Neo Neo’s approach—like its name and team-size–is a two-pronged entity: the traditional, measured Swiss grid is ever present, but poked and prodded to give everything a bold, modern twist. The Geneva-based studio was founded in 2010 by Thuy-An Hoang and Xavier Erni, who met while studying on the visual communication course at Geneva University of Art and Design, where they now lecture at HEAD Genève.
Still a two man band after the best part of a decade (occasionally bringing in freelancers to help with projects), the pair says there’s no “specific solution” to keeping what must be a fairly intense working relationship going over the years. “It’s not always easy, but now we know how to share our time and split the work,” says Erni, who explains that they work together on the brief and to brainstorm ideas, before dividing the work between them when it comes to the execution.
The studio works mainly on cultural projects, working with a range of institutions and artists, as well as a few commercial clients across editorial design, visual identities, typography, posters and printed matter, web design, signage systems, and scenography. It describes its practice as “transdisciplinary:” alongside commissioned design work, Neo Neo has a publishing arm (it founded poster-based magazine Poster Tribune in 2011) and a gallery adjoined to the studio called Print Program, which opened in 2015. Whether across any of these facets, the studio’s work is united by a striking sense of physicality and a considered way with materiality. That physical, print-heavy approach is in part down to the fact the studio is Swiss, according to Erni. “We still have a cultural heritage of posters in the streets, with public displays funded by the city; maybe higher budgets than elsewhere; and printers dedicated to working with graphic designers and who are open minded to doing more complicated stuff. It’s the culture in Switzerland to have this attachment to materiality.”
A recent example of this bold use of paper and printing processes is the art direction, posters, programs, and printed matter for Geneva-based international independent film festival Black Movie, which uses reflective silver against a bold neon orange.
The studio also has a knack with making work that’s simple, but with delicious little playful, subtle twists. Its visual identity NOF (Nouvel Opera Fribourg) across posters, flyers, yearly programs, signage systems, and its website combines simple typography with unusual graphic motifs. A single weight of Commercial Type’s Neue Haas Grotesk (“a better version of Helvetica,” as Erni puts it) is placed against a “very Swiss,” strict grid system; with a single color chosen for each opera season. “We used funny images we found on the internet in the contexts of classical operas,” Erni explains. For the poster for The Magic Flute, for instance, the birdcatcher character Papageno is illustrated by the humble pigeon; while the season’s opening posters use an image of a spaceship. “We try to use images with an offbeat tone,” Erni adds.
That element of subversion comes to the fore in Neo Neo’s posters for the Live in Your Head gallery at Geneva University of Art and Design, which each have a typographic side and an image-led side.

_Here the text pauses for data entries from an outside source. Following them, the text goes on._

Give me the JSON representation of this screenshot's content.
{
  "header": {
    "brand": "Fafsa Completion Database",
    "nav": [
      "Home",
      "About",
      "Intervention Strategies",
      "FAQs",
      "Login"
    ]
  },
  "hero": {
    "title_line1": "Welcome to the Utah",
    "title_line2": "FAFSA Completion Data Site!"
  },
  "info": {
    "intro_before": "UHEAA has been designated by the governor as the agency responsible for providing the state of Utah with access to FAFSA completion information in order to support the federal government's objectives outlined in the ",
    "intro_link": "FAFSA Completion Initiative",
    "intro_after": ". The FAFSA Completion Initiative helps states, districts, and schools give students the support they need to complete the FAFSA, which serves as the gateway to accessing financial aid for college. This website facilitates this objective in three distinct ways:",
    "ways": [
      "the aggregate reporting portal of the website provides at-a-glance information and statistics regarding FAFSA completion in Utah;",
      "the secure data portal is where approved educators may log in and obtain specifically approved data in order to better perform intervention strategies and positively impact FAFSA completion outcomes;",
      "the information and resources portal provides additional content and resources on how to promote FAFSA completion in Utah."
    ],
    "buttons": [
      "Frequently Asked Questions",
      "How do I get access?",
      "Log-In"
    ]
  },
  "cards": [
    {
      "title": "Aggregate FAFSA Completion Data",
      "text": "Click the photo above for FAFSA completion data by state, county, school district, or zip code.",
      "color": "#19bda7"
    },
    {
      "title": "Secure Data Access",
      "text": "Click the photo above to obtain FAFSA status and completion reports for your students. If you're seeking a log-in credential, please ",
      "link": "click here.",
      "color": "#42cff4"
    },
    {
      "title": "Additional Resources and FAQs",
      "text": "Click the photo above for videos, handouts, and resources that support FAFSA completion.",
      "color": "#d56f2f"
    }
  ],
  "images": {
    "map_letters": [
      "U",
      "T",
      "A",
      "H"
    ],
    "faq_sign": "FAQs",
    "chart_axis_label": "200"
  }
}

The studio creates a different logo for each exhibition, and uses a different typeface with every new show, many of which are from the occasionally mocked free font site DaFont. “They’re difficult to work with, but we try to make funny uses of them,” says Erni. “In Switzerland, we have this culture of grids, but here the position is more about just having fun.
“Of course, we’re aware of the Swiss tradition here and the famous designers from the ’60s, but for us it’s become more of a tool, bringing more playfulness and fun into the grid.”